5 storefront sign ideas: How to attract customers to your store

Estimated Reading Time: 5 minutes

Whether your business is on a busy pedestrian thoroughfare or tucked away on a quiet street, the right types of storefront signs can make a difference in drawing customers inside. And beyond alerting people to the location of your small business, you can use signage to capture their attention with a fun message, promote a temporary offer or spotlight a special offering.

Whether your business is on a busy pedestrian thoroughfare or tucked away on a quiet street, the right types of storefront signs can make a difference in drawing customers inside. And beyond alerting people to the location of your small business, you can use signage to capture their attention with a fun message, promote a temporary offer or spotlight a special offering.

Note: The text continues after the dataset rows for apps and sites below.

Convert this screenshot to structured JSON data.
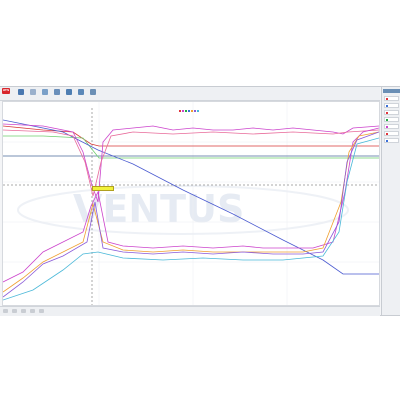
{
  "app": {
    "logo_text": "ATS",
    "toolbar": [
      {
        "icon": "trigger-icon",
        "label": "",
        "color": "#d8262c"
      },
      {
        "icon": "settings-icon",
        "label": "",
        "color": "#4a78b0"
      },
      {
        "icon": "cursor-icon",
        "label": "",
        "color": "#7a9ac4"
      },
      {
        "icon": "zoom-icon",
        "label": "",
        "color": "#7aa0c8"
      },
      {
        "icon": "grid-icon",
        "label": "",
        "color": "#6a8fba"
      },
      {
        "icon": "save-icon",
        "label": "",
        "color": "#4e7eb2"
      },
      {
        "icon": "export-icon",
        "label": "",
        "color": "#5b88b8"
      },
      {
        "icon": "print-icon",
        "label": "",
        "color": "#6b8fb5"
      }
    ]
  },
  "right_panel": {
    "title": "",
    "items": [
      {
        "color": "#e0343b"
      },
      {
        "color": "#3a6fd8"
      },
      {
        "color": "#e0343b"
      },
      {
        "color": "#22aa44"
      },
      {
        "color": "#cc44cc"
      },
      {
        "color": "#e0343b"
      },
      {
        "color": "#3a6fd8"
      }
    ]
  },
  "cursor_readout": "",
  "watermark_text": "VENTUS",
  "watermark_sub": "",
  "colors": {
    "magenta": "#cc44cc",
    "purple": "#8a5ad8",
    "red": "#d83a3a",
    "green": "#6fcf6f",
    "orange": "#f0a030",
    "blue": "#4a5ad0",
    "navy": "#4a6a9a",
    "cyan": "#4ab8d8",
    "pink": "#e86a9a"
  }
}
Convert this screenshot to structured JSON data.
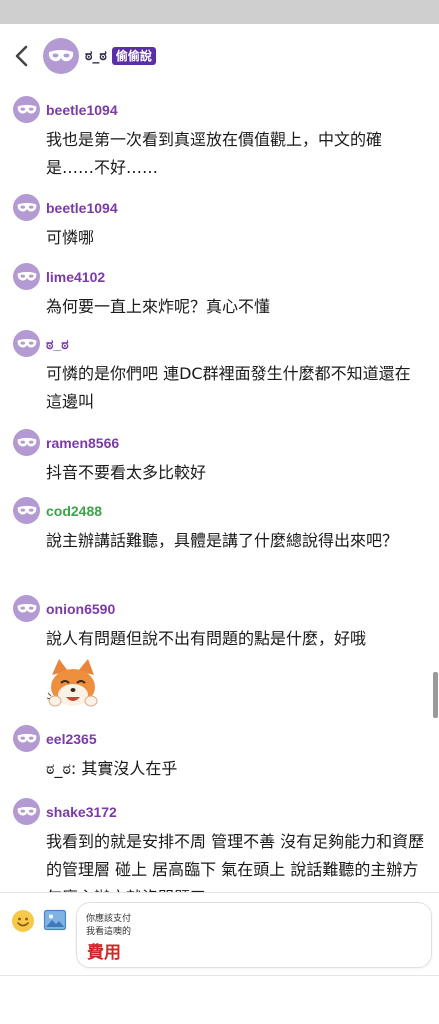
{
  "header": {
    "back_icon": "chevron-left-icon",
    "avatar_icon": "mask-icon",
    "name": "ಠ_ಠ",
    "badge": "偷偷說"
  },
  "messages": [
    {
      "username": "beetle1094",
      "text": "我也是第一次看到真逕放在價值觀上，中文的確是……不好……"
    },
    {
      "username": "beetle1094",
      "text": "可憐哪"
    },
    {
      "username": "lime4102",
      "text": "為何要一直上來炸呢？真心不懂"
    },
    {
      "username": "ಠ_ಠ",
      "text": "可憐的是你們吧 連DC群裡面發生什麼都不知道還在這邊叫"
    },
    {
      "username": "ramen8566",
      "text": "抖音不要看太多比較好"
    },
    {
      "username": "cod2488",
      "text": "說主辦講話難聽，具體是講了什麼總說得出來吧？"
    },
    {
      "username": "onion6590",
      "text": "說人有問題但說不出有問題的點是什麼，好哦",
      "sticker": "fox-sticker"
    },
    {
      "username": "eel2365",
      "text": "ಠ_ಠ: 其實沒人在乎"
    },
    {
      "username": "shake3172",
      "text": "我看到的就是安排不周 管理不善 沒有足夠能力和資歷的管理層 碰上 居高臨下 氣在頭上 說話難聽的主辦方 怎麼主辦方就沒問題了"
    }
  ],
  "composer": {
    "emoji_icon": "smiley-icon",
    "image_icon": "image-icon"
  },
  "ad": {
    "line1": "你應該支付",
    "line2": "我看這噢的",
    "big": "費用"
  },
  "colors": {
    "avatar_bg": "#b39ad3",
    "username_purple": "#7b3aa6",
    "username_green": "#3aa548",
    "badge_bg": "#5a2ea6",
    "ad_red": "#cc2a2a"
  }
}
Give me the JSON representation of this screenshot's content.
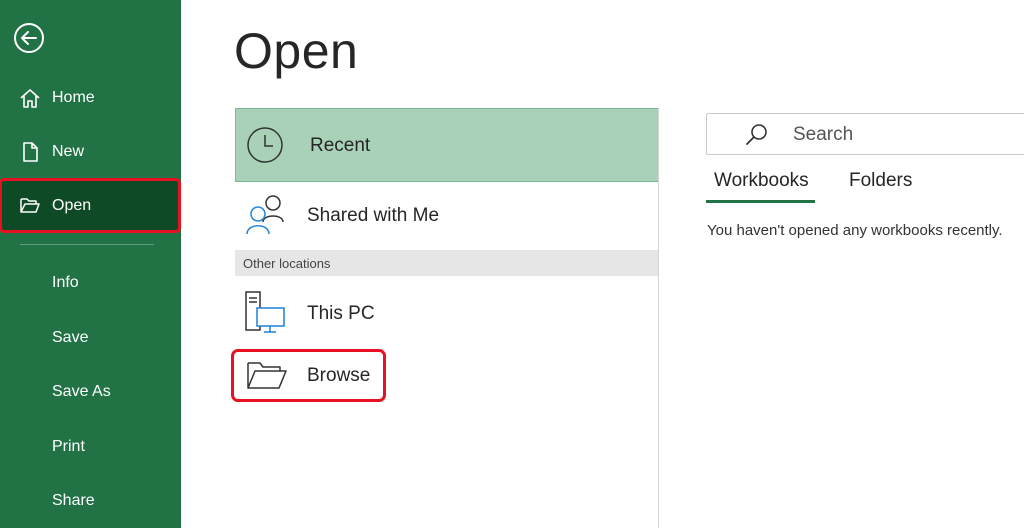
{
  "sidebar": {
    "back_icon": "back-arrow-icon",
    "items": [
      {
        "label": "Home",
        "icon": "home-icon"
      },
      {
        "label": "New",
        "icon": "new-document-icon"
      },
      {
        "label": "Open",
        "icon": "open-folder-icon"
      },
      {
        "label": "Info"
      },
      {
        "label": "Save"
      },
      {
        "label": "Save As"
      },
      {
        "label": "Print"
      },
      {
        "label": "Share"
      }
    ],
    "selected": "Open"
  },
  "main": {
    "title": "Open",
    "locations": {
      "recent": {
        "label": "Recent",
        "icon": "clock-icon"
      },
      "shared": {
        "label": "Shared with Me",
        "icon": "people-icon"
      },
      "other_header": "Other locations",
      "this_pc": {
        "label": "This PC",
        "icon": "computer-icon"
      },
      "browse": {
        "label": "Browse",
        "icon": "folder-icon"
      }
    }
  },
  "right": {
    "search": {
      "placeholder": "Search",
      "value": ""
    },
    "tabs": [
      {
        "label": "Workbooks",
        "selected": true
      },
      {
        "label": "Folders",
        "selected": false
      }
    ],
    "empty_message": "You haven't opened any workbooks recently."
  },
  "colors": {
    "sidebar_bg": "#217346",
    "selected_bg": "#0e4a26",
    "recent_highlight": "#a9d1b7",
    "annotation_red": "#e81123"
  }
}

Your storefront is often your first impression on a potential customer. This is your chance to project the image you want potential customers to have of your business. People will judge the inside of your store by how it looks on the outside. So, the overall style and messaging on your storefront signs will affect whether people come in for a look or walk past.

Let’s look at the different types of signage you can use to attract customers to your store. And since your sign is only as good as its message, we’ll cover some handy writing tips, too.

  1. Define each sign’s purpose.
  2. Draw people inside.
  3. Prioritize readability.
  4. Make your message stick.
  5. Consider copy.

1. Define each sign’s purpose.

When it comes to exterior signage, you have a few options – so before you place an order, consider what you need your sign to do. Banners and posters are ideal for spreading brand awareness or promoting special events, while window decals are helpful in communicating more permanent information (like business hours and contact info). Sidewalk signs are another great option for catching passerby attention for your brick-and-mortar space.

2. Draw people inside.

People strolling past your business aren’t just pedestrians—they’re potential customers. And ideally, your storefront should be impossible to just pass by. A-frame signs are a popular choice as they’re two-sided and readable from both directions, while a chalkboard sign is ideal if you want to regularly update your message and add some of your own personality. Bars often decorate these with witty handwritten notes to draw people in from the street.

3. Prioritize readability.

Potential customers will be looking at your storefront signage when they’re on foot, in a car or on a bike. So, make sure the text size and font style is large enough – and easy to read quickly or from a distance. Contrast is something else to keep in mind when thinking about readability. The contrast between the color of the text that you use and the background, along with the font you choose, will affect your sign’s readability. Instead of printing a lightly-colored text on a white banner, go for dark text on a white or yellow background to ensure plenty of contrast. Ready to start designing? Follow the rules of our Letter Visibility Chart.

4. Make your message stick.

Customers could potentially pass by your business up to 30 times a month if it’s near their home or on their commute. And remember – your signage is always visible, even when you’re closed…giving you the perfect opportunity to showcase your brand 24/7. Window decals are a great way to display useful information after you’ve closed for the day. Potential customers can check out your store hours, visit your website and hopefully come back the next day.

5. Consider copy.

Now that you’ve decided what kind of signage you need, here are some signage writing tips for getting your message across.

  1. Avoid clutter. Less is definitely more when it comes to signage. When customers are reading your messages from further away, it pays to keep things simple and aim for a short message on a simple and clean background.
  2. Stick to sentence case. All caps are the written equivalent of raising your voice. If you’re warning of DANGER, then it makes perfect sense to write in all caps. But if you’re inviting someone to try a new product or come inside, stick to sentence case. It creates a more conversational tone.
  3. Keep your message short and sweet…but incentivize the reader to take action, whether it’s coming inside or encouraging customers to ask for help. Messages like “Ask about our gift-wrapping service” prompt conversation and create a friendly vibe.
  4. Be specific. You have limited space, so stick to the essentials. Including a call to action and a timeframe helps create a sense of urgency.